PROBLEM REQUIREMENTS:
Output all the entries below. Each must match exactly.

Stored data entries
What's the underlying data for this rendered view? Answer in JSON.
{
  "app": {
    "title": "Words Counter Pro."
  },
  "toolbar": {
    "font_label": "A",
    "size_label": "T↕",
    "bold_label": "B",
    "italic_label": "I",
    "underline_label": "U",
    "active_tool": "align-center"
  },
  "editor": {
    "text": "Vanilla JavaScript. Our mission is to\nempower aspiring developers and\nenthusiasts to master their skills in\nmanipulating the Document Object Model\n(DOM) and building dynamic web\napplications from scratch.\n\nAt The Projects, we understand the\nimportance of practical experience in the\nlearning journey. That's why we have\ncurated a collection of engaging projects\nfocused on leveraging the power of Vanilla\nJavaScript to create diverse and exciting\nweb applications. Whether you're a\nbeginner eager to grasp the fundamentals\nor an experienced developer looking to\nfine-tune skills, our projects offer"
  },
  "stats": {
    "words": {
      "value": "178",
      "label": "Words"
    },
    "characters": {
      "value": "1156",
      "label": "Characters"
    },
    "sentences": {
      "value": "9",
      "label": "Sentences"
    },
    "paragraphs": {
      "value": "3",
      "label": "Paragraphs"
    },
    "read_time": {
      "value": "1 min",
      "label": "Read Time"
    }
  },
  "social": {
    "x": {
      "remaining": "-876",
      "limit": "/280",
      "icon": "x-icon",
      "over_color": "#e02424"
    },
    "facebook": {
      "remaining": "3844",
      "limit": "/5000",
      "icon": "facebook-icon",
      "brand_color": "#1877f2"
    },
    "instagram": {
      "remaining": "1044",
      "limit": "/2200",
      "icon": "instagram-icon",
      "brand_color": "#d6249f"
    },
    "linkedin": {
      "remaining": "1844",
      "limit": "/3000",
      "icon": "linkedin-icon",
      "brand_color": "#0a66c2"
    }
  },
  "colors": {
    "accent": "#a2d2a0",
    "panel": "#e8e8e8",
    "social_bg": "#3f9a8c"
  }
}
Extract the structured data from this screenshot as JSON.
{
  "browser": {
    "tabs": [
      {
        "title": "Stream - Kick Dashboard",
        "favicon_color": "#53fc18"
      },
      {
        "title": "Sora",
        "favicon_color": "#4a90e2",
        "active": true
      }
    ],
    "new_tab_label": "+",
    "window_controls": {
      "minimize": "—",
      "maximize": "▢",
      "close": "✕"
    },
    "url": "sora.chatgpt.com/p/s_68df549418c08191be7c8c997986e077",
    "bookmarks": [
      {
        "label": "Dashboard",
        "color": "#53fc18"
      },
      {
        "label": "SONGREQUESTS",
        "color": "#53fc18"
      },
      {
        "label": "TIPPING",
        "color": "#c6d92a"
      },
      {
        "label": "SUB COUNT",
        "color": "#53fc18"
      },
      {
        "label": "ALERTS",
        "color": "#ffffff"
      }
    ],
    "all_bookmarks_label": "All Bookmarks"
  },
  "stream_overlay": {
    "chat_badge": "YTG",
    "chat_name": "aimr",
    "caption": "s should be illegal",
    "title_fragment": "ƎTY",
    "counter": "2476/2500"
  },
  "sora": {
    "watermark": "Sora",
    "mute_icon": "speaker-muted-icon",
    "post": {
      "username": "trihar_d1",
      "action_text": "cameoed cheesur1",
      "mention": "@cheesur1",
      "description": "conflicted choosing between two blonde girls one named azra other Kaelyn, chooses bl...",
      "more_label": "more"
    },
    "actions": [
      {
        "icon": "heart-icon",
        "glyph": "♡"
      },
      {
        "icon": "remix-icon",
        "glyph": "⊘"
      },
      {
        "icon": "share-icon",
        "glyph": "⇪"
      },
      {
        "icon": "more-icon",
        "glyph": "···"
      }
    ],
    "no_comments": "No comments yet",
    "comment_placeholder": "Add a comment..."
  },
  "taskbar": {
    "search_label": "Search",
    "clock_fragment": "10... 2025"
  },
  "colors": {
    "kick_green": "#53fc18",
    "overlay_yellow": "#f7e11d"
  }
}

REPLY:
What's the underlying data for this rendered view? Answer in JSON.
{
  "app": {
    "title": "Words Counter Pro."
  },
  "toolbar": {
    "font_label": "A",
    "size_label": "T↕",
    "bold_label": "B",
    "italic_label": "I",
    "underline_label": "U",
    "active_tool": "align-center"
  },
  "editor": {
    "text": "Vanilla JavaScript. Our mission is to\nempower aspiring developers and\nenthusiasts to master their skills in\nmanipulating the Document Object Model\n(DOM) and building dynamic web\napplications from scratch.\n\nAt The Projects, we understand the\nimportance of practical experience in the\nlearning journey. That's why we have\ncurated a collection of engaging projects\nfocused on leveraging the power of Vanilla\nJavaScript to create diverse and exciting\nweb applications. Whether you're a\nbeginner eager to grasp the fundamentals\nor an experienced developer looking to\nfine-tune skills, our projects offer"
  },
  "stats": {
    "words": {
      "value": "178",
      "label": "Words"
    },
    "characters": {
      "value": "1156",
      "label": "Characters"
    },
    "sentences": {
      "value": "9",
      "label": "Sentences"
    },
    "paragraphs": {
      "value": "3",
      "label": "Paragraphs"
    },
    "read_time": {
      "value": "1 min",
      "label": "Read Time"
    }
  },
  "social": {
    "x": {
      "remaining": "-876",
      "limit": "/280",
      "icon": "x-icon",
      "over_color": "#e02424"
    },
    "facebook": {
      "remaining": "3844",
      "limit": "/5000",
      "icon": "facebook-icon",
      "brand_color": "#1877f2"
    },
    "instagram": {
      "remaining": "1044",
      "limit": "/2200",
      "icon": "instagram-icon",
      "brand_color": "#d6249f"
    },
    "linkedin": {
      "remaining": "1844",
      "limit": "/3000",
      "icon": "linkedin-icon",
      "brand_color": "#0a66c2"
    }
  },
  "colors": {
    "accent": "#a2d2a0",
    "panel": "#e8e8e8",
    "social_bg": "#3f9a8c"
  }
}
Extract the structured data from this screenshot as JSON.
{
  "browser": {
    "tabs": [
      {
        "title": "Stream - Kick Dashboard",
        "favicon_color": "#53fc18"
      },
      {
        "title": "Sora",
        "favicon_color": "#4a90e2",
        "active": true
      }
    ],
    "new_tab_label": "+",
    "window_controls": {
      "minimize": "—",
      "maximize": "▢",
      "close": "✕"
    },
    "url": "sora.chatgpt.com/p/s_68df549418c08191be7c8c997986e077",
    "bookmarks": [
      {
        "label": "Dashboard",
        "color": "#53fc18"
      },
      {
        "label": "SONGREQUESTS",
        "color": "#53fc18"
      },
      {
        "label": "TIPPING",
        "color": "#c6d92a"
      },
      {
        "label": "SUB COUNT",
        "color": "#53fc18"
      },
      {
        "label": "ALERTS",
        "color": "#ffffff"
      }
    ],
    "all_bookmarks_label": "All Bookmarks"
  },
  "stream_overlay": {
    "chat_badge": "YTG",
    "chat_name": "aimr",
    "caption": "s should be illegal",
    "title_fragment": "ƎTY",
    "counter": "2476/2500"
  },
  "sora": {
    "watermark": "Sora",
    "mute_icon": "speaker-muted-icon",
    "post": {
      "username": "trihar_d1",
      "action_text": "cameoed cheesur1",
      "mention": "@cheesur1",
      "description": "conflicted choosing between two blonde girls one named azra other Kaelyn, chooses bl...",
      "more_label": "more"
    },
    "actions": [
      {
        "icon": "heart-icon",
        "glyph": "♡"
      },
      {
        "icon": "remix-icon",
        "glyph": "⊘"
      },
      {
        "icon": "share-icon",
        "glyph": "⇪"
      },
      {
        "icon": "more-icon",
        "glyph": "···"
      }
    ],
    "no_comments": "No comments yet",
    "comment_placeholder": "Add a comment..."
  },
  "taskbar": {
    "search_label": "Search",
    "clock_fragment": "10... 2025"
  },
  "colors": {
    "kick_green": "#53fc18",
    "overlay_yellow": "#f7e11d"
  }
}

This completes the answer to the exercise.